Well. So much for "a Biden-class knack for sounding stupid," as I remarked about Romney a few hours ago. He won the first debate going away. You have to wonder, if Romney's such a weak candidate, as I have long maintained, what does that make Obama?
No attempted zingers, contrary to forecasts, which was wise on the challenger's part. (Or perhaps there were some, only so lame they escaped detection. Trickle-down government. Maybe that was a zinger.) His joke about having five sons and being accustomed to hearing endless repetition of the same bogus claim was funny (don't you think?) and if it was rehearsed didn't seem so. Who knew that Romney was capable of gentle wit? He seemed, despite everything, relaxed, confident, and above all in charge. He gave the impression of having the facts at his command. Often enough that was a false impression, but Obama never came close to showing it. The president was stammering and hesitant, and frequently looked out of his depth. Romney's performance wasn't brilliant, just good, but that made it brilliant relative to expectations. The greater shock, amplifying Romney's success, was that Obama was so bad.
Maybe this is what four years of being surrounded by sycophants does for you.
Again and again, he missed open goals. He let Romney say that he, Romney, would take better care of entitlements than Obama would. Incredible.
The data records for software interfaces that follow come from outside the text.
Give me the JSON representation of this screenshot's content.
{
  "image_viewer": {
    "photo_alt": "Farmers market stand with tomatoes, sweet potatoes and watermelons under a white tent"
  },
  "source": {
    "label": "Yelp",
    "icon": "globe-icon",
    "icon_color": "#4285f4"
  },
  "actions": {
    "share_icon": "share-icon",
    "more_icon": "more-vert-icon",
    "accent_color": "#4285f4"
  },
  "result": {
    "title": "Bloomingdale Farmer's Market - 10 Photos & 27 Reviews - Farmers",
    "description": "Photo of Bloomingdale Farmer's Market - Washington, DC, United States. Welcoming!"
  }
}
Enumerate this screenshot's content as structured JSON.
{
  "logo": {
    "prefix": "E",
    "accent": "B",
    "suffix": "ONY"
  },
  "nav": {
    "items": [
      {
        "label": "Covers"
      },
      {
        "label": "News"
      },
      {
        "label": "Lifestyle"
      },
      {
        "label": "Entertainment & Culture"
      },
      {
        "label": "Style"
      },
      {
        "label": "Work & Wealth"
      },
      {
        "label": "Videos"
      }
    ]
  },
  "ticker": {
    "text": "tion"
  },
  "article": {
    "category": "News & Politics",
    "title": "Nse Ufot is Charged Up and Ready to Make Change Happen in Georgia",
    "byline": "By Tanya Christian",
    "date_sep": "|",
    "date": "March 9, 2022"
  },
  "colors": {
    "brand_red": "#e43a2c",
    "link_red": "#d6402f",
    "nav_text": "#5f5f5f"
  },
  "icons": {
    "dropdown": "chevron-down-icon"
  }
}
He watched as his attack on Romney's tax proposal kept bouncing off, until he looked feeble for repeating it. Why on earth didn't he force Romney to say which deductions would be removed to pay for the lower rates? He let Romney boast about his Massachusetts health care plan and in the same breath denounce Obamacare (to all intents and purposes, the same policy). Romney's argument about letting states be laboratories is tactically clever, and there's something to it, but surely Obama could have asked why Romney doesn't at least advocate Romneycare to the rest of the country. The president remembered to criticize insurance companies but (unless I missed it) forgot to mention that Obamacare is mainly about covering 50 million people who, you know, don't have health insurance. He let Romney attack him for failing to cut deals with the GOP, as though Republicans would have compromised if only they'd been talked to politely. In response, Obama meekly referred to Republican intransigence, but threw the comment away. That was a chance to lay the blame for paralysis in Washington on Romney's party, where it mostly belongs. And what about the 47 percent--about moochers, dependents, people whom Romney won't ever convince to be responsible, this nation of parasites? Hardly worth mentioning, I suppose.